The Japanese bombed Pearl Harbor on dad's twenty-first birthday. He joined the Navy and fought in the biggest naval battle in history. He was at Leyte Gulf during the fight to take back the Philippine Islands. Dad was serving as a gunner's mate first class when the Japanese sent in and bloody fight, lasting more than a week. There were hundreds of ships, thousands of airplanes and hundreds of thousands of men involved. Dad's ship and crew were issued a presidential citation for their gallant actions in rescuing American survivors after a major naval battle off Samar Island near Leyte. He was also at the battle of Peleliu, one of the deadliest and costliest island campaigns of the Pacific.
Dad married Bertha Reon Winn in January 1945. They were together for 62 years, until God called her home in 2007. After the war they settled on a little farm in Wellington and raised a good crop of boys. Dad worked in the coalmines and then went to work for Carbon County. He served as a deputy sheriff for 22 years, from 1952 until 1974. He was president of the Utah Peace Officer's Association during that time.
In 1974, at the age of 53, he went back in the coalmines and stayed until Price River Coal closed the doors in the 1980s. In retirement he has been a farmer, a rancher and a wonderful grandpa with 17 grandchildren, 30 great-grandchildren and one great- great-grandchild, so far.
My father is a member of that greatest generation Tom Brokaw wrote about. He has honorably served his family, his community, his church and his country his whole life. If all men were like him, the world would be a wonderful place.
Good men do good works and all of humanity benefits. If this country and its leadership could again turn to the principles, moral values, honor and integrity that has guided and sustained men like Ned McCourt, we would have nothing to fear and our future would be bright and prosperous.

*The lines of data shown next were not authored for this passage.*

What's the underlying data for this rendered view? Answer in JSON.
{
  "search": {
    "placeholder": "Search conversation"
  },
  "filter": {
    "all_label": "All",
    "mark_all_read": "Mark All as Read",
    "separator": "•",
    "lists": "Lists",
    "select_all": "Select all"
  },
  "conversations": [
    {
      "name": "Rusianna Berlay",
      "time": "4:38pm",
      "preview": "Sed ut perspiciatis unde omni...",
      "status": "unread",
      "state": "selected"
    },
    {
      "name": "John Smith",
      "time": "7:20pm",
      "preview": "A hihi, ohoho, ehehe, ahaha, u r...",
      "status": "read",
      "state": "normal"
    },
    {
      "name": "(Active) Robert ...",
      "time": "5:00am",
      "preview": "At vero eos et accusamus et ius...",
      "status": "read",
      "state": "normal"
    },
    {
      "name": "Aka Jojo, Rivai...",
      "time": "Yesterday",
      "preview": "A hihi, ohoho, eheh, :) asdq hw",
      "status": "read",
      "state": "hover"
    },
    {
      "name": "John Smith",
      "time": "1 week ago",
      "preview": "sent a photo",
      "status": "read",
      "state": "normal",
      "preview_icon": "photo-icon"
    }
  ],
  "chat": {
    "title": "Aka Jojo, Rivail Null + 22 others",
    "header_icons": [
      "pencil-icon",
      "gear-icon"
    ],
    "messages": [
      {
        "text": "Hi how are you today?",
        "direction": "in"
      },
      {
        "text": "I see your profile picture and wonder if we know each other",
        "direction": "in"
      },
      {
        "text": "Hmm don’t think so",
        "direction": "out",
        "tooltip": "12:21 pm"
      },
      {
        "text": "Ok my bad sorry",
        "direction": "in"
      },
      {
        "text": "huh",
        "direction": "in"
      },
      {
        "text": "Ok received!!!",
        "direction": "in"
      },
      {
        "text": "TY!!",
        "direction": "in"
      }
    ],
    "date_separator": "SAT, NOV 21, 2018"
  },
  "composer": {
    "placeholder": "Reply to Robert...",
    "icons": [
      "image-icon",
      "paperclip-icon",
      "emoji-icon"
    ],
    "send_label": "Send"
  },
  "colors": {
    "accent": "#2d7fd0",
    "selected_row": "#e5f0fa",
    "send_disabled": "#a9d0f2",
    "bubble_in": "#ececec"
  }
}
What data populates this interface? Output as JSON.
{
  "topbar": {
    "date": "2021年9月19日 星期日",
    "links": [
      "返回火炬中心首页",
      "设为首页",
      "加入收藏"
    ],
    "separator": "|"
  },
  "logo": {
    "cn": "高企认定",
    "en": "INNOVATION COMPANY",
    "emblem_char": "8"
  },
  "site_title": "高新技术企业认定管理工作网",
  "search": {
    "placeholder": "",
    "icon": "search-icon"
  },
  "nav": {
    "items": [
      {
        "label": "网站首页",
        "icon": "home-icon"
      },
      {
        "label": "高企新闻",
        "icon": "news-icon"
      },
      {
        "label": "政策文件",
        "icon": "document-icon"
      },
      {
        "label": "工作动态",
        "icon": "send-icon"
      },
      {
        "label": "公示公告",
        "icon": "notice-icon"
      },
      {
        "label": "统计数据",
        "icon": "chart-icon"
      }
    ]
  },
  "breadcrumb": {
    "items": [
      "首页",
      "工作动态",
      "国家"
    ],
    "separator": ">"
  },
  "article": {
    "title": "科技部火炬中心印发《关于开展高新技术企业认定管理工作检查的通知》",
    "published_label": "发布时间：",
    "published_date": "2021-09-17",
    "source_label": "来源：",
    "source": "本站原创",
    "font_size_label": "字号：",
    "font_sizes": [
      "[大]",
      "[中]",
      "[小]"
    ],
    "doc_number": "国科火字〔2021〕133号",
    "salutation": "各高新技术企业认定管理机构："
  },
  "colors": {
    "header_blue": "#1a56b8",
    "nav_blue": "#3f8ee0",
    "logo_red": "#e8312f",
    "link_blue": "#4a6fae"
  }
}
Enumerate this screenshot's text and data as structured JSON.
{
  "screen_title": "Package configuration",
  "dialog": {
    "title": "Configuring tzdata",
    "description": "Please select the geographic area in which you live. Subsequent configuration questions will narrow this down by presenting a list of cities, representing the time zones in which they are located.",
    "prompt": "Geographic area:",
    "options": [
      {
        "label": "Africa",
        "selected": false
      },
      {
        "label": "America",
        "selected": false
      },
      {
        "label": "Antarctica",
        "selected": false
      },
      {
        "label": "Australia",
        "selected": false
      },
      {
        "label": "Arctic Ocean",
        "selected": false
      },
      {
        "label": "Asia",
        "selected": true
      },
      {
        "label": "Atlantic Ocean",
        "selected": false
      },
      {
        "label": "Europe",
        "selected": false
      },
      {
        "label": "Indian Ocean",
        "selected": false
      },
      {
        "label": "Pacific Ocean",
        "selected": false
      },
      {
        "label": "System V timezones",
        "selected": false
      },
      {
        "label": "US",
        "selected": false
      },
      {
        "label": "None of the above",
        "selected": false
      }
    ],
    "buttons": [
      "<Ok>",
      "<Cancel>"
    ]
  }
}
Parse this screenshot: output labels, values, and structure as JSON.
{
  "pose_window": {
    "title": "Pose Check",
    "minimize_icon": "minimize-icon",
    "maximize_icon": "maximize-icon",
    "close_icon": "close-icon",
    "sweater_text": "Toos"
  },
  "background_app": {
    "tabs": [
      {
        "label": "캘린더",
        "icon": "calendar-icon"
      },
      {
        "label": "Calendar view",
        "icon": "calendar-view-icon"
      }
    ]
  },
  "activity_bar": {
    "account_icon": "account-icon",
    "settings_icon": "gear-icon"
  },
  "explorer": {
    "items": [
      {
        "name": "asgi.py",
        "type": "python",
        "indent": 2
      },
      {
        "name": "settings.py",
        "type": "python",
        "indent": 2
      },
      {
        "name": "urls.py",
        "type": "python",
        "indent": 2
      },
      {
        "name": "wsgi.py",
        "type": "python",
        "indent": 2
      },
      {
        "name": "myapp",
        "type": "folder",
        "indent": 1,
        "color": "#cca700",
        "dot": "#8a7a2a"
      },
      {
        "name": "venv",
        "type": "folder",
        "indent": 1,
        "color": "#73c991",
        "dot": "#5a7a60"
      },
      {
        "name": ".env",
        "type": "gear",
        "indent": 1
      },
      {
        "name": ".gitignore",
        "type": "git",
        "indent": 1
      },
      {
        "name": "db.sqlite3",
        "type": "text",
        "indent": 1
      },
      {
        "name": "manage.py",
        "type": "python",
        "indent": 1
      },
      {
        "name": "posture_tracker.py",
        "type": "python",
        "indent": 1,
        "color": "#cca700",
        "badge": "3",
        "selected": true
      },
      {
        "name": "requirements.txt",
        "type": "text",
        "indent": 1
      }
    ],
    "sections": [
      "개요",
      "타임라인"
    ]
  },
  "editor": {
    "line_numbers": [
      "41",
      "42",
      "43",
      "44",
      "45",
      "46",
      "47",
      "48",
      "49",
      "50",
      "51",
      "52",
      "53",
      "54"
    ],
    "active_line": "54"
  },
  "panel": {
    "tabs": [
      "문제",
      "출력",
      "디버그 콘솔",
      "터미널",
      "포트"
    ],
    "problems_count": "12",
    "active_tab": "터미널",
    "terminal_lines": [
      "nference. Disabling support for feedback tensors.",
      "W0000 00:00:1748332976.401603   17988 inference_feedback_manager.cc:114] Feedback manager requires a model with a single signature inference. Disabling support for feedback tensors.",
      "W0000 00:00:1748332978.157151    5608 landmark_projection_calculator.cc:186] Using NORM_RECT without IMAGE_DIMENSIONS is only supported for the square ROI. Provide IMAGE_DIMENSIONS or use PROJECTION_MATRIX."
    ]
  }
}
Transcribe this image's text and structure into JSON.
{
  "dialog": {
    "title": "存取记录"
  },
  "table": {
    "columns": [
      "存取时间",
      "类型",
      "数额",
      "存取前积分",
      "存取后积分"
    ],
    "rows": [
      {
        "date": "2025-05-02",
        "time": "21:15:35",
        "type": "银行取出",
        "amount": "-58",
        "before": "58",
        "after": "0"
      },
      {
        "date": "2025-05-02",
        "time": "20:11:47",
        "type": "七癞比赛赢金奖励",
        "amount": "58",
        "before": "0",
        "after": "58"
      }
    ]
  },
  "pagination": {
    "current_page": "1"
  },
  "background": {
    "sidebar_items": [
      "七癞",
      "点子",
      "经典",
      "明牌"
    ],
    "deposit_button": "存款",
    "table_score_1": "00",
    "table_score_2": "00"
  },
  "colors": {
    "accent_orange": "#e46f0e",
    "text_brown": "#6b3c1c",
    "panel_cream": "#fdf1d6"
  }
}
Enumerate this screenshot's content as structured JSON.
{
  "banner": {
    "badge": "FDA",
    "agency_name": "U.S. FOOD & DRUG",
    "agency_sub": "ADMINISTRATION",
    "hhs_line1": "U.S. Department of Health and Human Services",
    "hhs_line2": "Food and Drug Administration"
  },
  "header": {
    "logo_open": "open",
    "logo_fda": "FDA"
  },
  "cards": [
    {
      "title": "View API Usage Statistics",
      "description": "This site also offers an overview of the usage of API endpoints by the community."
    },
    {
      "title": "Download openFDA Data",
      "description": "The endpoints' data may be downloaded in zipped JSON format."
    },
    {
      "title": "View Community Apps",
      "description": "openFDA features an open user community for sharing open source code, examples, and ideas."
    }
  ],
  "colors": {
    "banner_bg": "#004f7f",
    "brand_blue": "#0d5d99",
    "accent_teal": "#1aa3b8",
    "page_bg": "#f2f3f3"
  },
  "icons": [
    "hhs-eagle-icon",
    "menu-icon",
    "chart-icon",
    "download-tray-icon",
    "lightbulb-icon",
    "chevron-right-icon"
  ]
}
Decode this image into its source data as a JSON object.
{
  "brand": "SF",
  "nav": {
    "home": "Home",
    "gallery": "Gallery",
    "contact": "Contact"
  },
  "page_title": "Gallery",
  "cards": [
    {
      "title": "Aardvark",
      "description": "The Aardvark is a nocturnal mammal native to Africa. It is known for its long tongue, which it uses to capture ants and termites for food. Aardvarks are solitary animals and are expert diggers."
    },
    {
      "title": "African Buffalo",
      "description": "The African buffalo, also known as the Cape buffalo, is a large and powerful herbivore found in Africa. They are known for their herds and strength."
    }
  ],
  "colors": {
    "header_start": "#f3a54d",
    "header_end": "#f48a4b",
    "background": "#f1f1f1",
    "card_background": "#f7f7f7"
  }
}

Thank you, and happy birthday, Dad, from the whole family.
We love you.